Precautions and What to Avoid
While it’s important to include hydration and healthy foods to support vibrant skin, avoiding certain things that promote aging is just as crucial. Avoiding inflammatory foods, such as sugar, dairy and white flour can be extremely helpful in avoiding acne and preventing or improving other skin conditions such as eczema and rosacea.
These include cigarette smoking, alcohol and excess caffeine. Cigarettes promote inflammation and oxidative stress, both of which wreak havoc on our skin and throughout the body. Alcohol prevents optimal detoxification by the liver and, along with excess caffeine, cause loss of water and a dehydrated state, which will exacerbate wrinkles.
Unfortunately, many products, even those that advertise as being “natural”, also contain chemicals that can be toxic and may disrupt hormones. Some of the ingredients to avoid in personal products include parabens, phthalates, formaldehyde, petroleum, triclosan and oxybenzone.

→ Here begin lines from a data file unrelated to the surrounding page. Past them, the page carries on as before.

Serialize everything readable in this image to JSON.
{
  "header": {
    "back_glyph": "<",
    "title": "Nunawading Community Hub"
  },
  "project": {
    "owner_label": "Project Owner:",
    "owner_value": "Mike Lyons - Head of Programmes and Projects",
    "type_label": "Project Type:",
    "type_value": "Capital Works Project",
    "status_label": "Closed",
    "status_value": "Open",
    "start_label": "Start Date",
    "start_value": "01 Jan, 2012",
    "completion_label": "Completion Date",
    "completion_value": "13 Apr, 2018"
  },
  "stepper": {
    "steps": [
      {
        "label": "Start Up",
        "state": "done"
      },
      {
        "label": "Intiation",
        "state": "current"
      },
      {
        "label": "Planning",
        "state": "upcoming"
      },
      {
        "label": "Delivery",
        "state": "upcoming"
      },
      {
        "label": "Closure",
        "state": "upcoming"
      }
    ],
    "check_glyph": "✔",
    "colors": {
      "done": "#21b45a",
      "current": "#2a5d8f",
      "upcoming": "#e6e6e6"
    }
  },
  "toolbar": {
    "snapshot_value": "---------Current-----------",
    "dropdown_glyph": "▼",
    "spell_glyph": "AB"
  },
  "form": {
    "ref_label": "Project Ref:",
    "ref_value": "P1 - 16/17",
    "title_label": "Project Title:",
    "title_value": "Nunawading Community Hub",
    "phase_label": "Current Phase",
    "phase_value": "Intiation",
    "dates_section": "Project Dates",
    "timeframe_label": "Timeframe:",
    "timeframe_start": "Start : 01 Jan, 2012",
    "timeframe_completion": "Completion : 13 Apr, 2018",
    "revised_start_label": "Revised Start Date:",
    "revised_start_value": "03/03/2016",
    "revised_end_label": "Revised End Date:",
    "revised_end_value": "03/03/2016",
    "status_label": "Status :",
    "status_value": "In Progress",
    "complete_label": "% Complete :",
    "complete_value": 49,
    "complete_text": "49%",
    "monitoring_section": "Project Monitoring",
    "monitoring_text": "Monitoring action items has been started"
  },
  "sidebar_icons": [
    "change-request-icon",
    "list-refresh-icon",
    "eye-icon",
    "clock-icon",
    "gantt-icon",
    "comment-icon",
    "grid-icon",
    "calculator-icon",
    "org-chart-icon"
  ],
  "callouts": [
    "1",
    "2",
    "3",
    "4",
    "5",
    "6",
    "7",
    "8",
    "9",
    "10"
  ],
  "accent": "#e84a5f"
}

The Environmental Working Group’s website (ewg.org) also provides helpful information as a resource to determine if cosmetics or other personal products are safe.
Biohacks for Better Skin
A self-massage does wonders for your complexion and this practice has been around for centuries. This simple practice increases blood flow and the boost in circulation is what gets you glowing. Other benefits include muscle relief and an increase in collagen production as well.
Dry gentle skin brushing prior to a brief infra-red sauna session can help to exfoliate the skin. Dry brushing will help remove dead skin cells, allowing fresh cells to come to the surface. Follow with a warm shower to wash away any toxins.
Collagen is an important building block for elasticity, and can help to reduce the appearance of fine lines and wrinkles. While it could be useful to take collagen externally, consuming collagen internally can have even greater health benefits.
Since the body’s natural collagen production declines with age and lifestyle factors such as stress and poor gut health, this can affect the body’s ability to produce adequate amounts of collagen.
To add more collagen to your diet, you can consume more bone broth or a grass-fed and pasture-raised collagen protein powder. Adding foods naturally high in collagen to your diet such as beets, fish, kale, spinach, and sweet potatoes can help as well.
Our hormones have tremendous effects on skin health. Factors influencing hormones include mindfulness, gratitude, quality sleep, nutrition and exercise. Each of these can have positive effects on skin and overall health. However, emotional stress, alcohol, smoking, excessive sunlight and inadequate or poor quality sleep can all contribute to hormone and skin problems.
If you suspect a hormonal imbalance, it’s best to work with a functional doctor to help you treat the underlying cause(s), create balance, and help you improve your symptoms.
Looking for More Biohacks for BETTER Skin?
In the video below, Dr. Robin Berzin shares her top biohacks for healthy skin.
Final Thoughts on Biohacking for Healthy Skin
- Avoiding inflammatory foods, smoking, and excessive sun exposure can be extremely helpful in avoiding acne and preventing/improving other skin conditions such as eczema and rosacea.
- Including a wide variety of fresh fruits and vegetables in your diet provides your body with antioxidants and important nutrients to nourish and protect skin cells.
- Dry brushing, facial massages, infra-red saunas, and collagen can also help improve the health of your skin.
Consult your doctor or dermatologist if you have ongoing or severe skin problems. Practicing all of the recommendations above has only one potential side effect: improving your overall health and not only looking great but feeling great as well!
- Lademann J, Patzelt A, Schanzer S, et al. Uptake of antioxidants by natural nutrition and supplementation: pros and cons from the dermatological point of view. Skin Pharmacol Physiol. 2011;24(5):269-73.
- Alangari AA, Morris K, Lwaleed BA, et al. Honey is potentially effective in the treatment of atopic dermatitis: Clinical and mechanistic studies. Immunity, Inflammation and Disease. 2017; 5(2): 190-99.
- Bogdan Allemann I, Baumann L. Antioxidants used in skin care formulations. Skin Therapy Lett. 2008 Sep;13(7):5-9